*Directions*
Work through the records below and copy every line that includes "title".

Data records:
==========

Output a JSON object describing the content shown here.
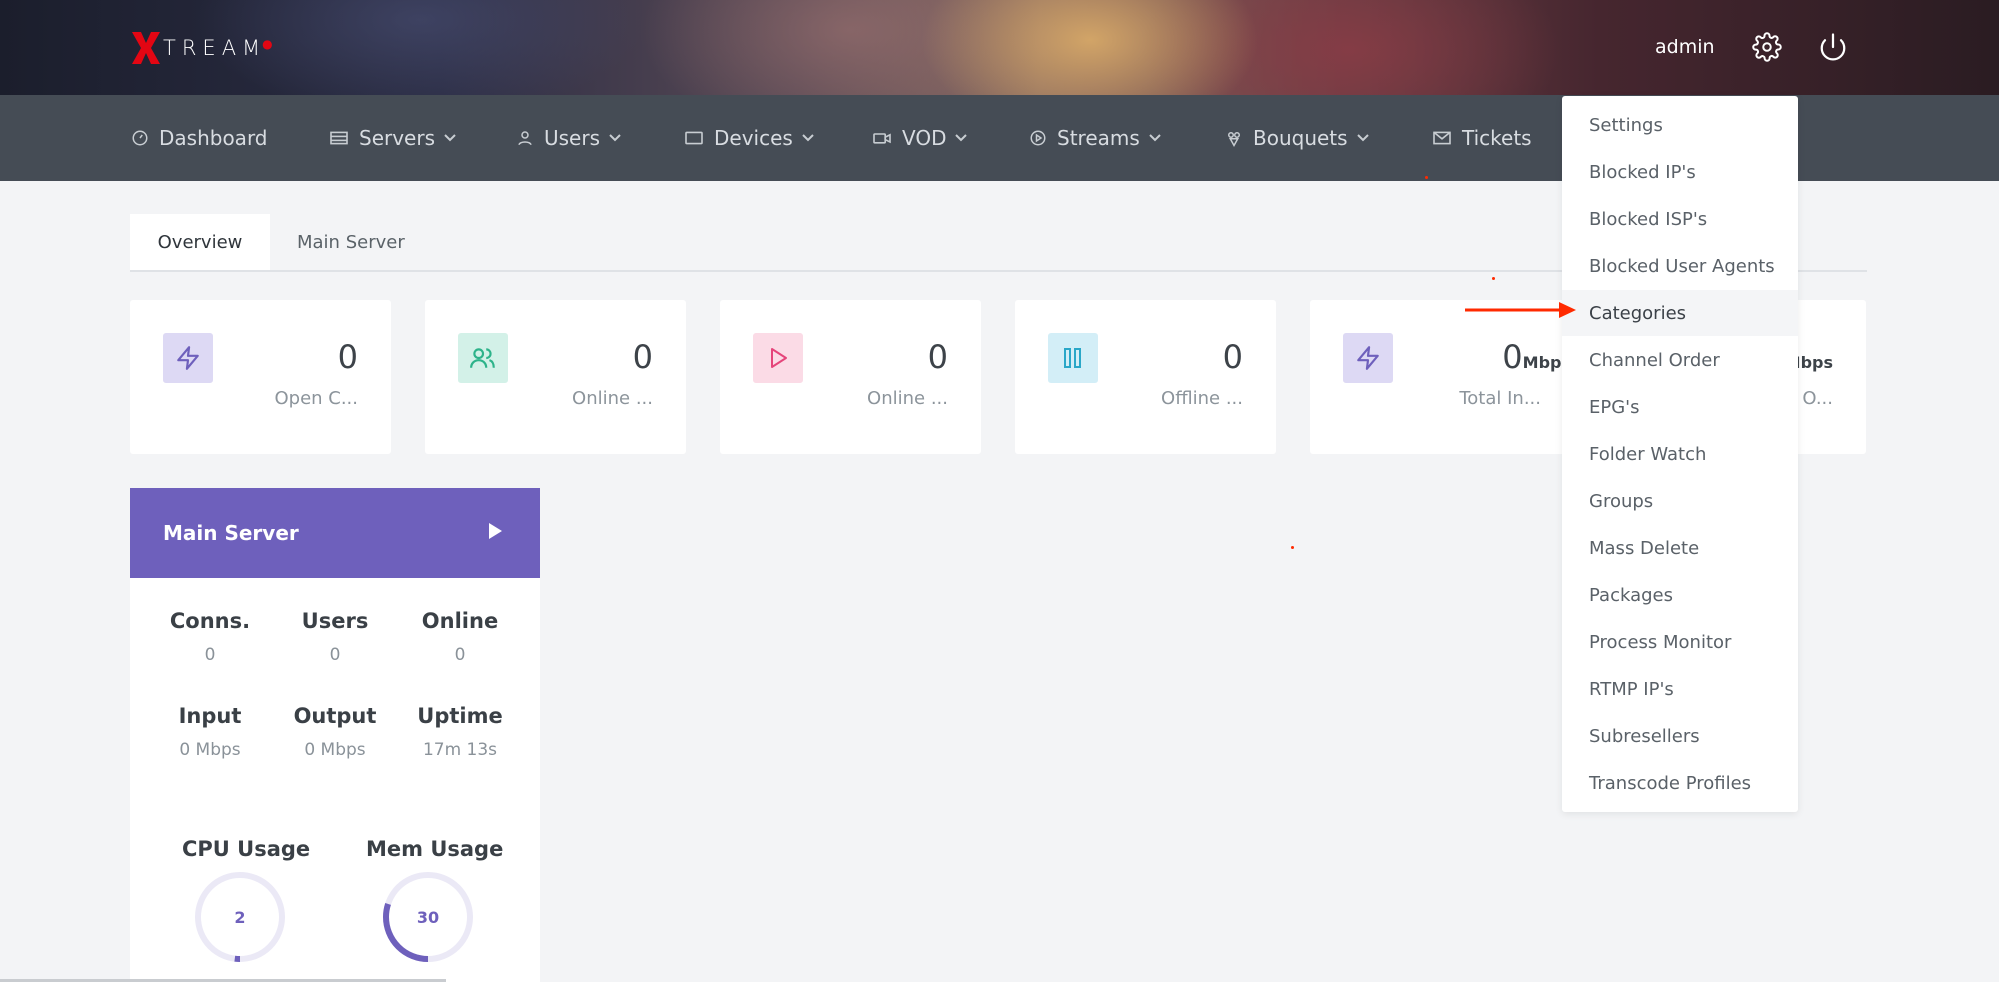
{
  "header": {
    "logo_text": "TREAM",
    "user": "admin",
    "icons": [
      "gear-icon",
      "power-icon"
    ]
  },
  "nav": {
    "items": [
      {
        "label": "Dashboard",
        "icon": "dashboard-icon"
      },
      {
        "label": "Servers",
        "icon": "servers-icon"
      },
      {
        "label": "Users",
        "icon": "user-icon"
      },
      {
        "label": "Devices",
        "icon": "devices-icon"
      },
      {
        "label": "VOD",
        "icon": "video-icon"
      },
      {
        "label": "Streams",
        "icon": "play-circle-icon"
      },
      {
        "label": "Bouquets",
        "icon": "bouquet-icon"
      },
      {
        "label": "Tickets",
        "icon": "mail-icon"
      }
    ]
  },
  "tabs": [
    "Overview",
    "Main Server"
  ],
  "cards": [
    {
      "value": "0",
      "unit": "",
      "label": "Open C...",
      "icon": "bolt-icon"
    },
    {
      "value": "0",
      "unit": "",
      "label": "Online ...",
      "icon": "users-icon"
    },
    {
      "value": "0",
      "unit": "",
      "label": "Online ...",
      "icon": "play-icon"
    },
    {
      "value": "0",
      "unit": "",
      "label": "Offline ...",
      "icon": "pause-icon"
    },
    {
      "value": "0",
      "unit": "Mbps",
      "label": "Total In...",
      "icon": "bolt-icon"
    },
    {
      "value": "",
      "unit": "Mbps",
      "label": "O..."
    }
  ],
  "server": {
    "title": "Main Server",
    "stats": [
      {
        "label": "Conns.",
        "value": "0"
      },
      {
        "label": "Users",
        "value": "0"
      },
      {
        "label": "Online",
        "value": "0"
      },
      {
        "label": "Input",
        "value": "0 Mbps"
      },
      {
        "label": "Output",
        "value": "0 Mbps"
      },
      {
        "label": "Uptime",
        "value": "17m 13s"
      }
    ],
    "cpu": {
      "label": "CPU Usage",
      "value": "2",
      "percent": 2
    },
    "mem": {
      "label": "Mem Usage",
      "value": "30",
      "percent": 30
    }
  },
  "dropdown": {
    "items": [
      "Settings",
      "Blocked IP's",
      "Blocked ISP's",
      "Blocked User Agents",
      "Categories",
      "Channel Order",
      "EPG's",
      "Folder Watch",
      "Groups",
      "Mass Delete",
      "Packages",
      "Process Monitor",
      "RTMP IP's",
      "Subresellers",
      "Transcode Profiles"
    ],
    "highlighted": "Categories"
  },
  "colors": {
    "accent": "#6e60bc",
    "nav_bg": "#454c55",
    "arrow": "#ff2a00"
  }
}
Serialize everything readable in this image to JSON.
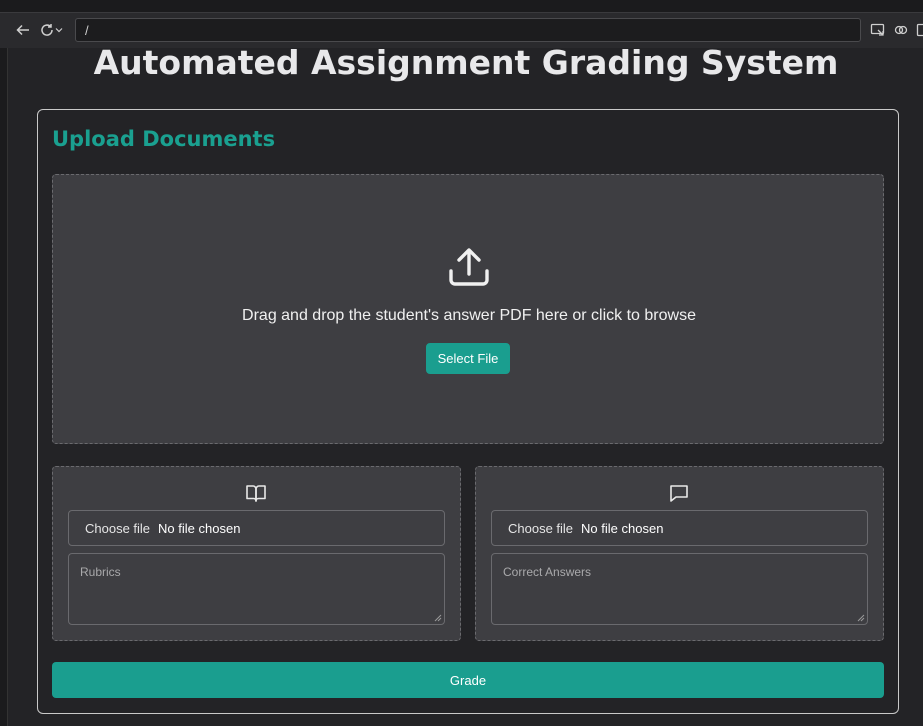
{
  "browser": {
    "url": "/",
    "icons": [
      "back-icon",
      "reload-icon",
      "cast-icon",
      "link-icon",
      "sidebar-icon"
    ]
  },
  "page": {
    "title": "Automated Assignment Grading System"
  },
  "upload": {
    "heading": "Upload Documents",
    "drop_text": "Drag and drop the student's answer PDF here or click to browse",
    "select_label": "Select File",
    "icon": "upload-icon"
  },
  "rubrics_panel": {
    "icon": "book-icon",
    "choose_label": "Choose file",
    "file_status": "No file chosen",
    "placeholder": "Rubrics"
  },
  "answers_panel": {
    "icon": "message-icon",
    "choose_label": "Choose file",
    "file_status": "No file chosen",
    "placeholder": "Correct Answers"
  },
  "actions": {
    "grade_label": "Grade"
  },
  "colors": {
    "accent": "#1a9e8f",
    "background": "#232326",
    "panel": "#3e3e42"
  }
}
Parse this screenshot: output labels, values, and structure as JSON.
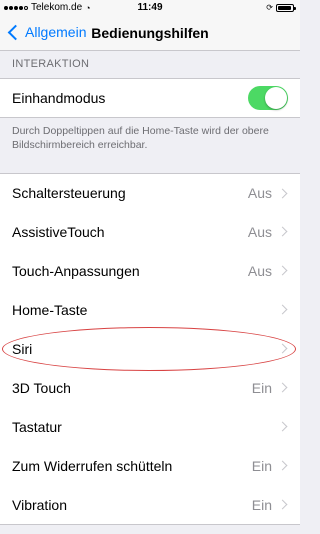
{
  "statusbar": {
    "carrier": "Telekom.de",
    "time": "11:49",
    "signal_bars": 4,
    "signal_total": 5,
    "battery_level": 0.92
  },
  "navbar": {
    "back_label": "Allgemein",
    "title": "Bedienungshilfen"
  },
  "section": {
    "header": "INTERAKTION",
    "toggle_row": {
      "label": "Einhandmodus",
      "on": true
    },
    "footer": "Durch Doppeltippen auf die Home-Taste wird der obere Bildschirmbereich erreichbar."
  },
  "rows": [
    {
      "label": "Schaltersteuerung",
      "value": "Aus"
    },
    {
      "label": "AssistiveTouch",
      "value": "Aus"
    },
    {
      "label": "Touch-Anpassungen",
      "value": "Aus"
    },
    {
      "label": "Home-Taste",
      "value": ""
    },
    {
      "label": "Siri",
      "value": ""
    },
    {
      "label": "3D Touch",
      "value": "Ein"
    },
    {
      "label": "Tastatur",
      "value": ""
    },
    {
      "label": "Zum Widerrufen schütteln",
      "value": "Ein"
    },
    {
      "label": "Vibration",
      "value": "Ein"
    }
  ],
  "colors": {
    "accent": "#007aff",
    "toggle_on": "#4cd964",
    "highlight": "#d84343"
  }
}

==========

*Response below*
    "title": "Main Server",
    "title": "Automated Assignment Grading System"
    "title": "Bedienungshilfen"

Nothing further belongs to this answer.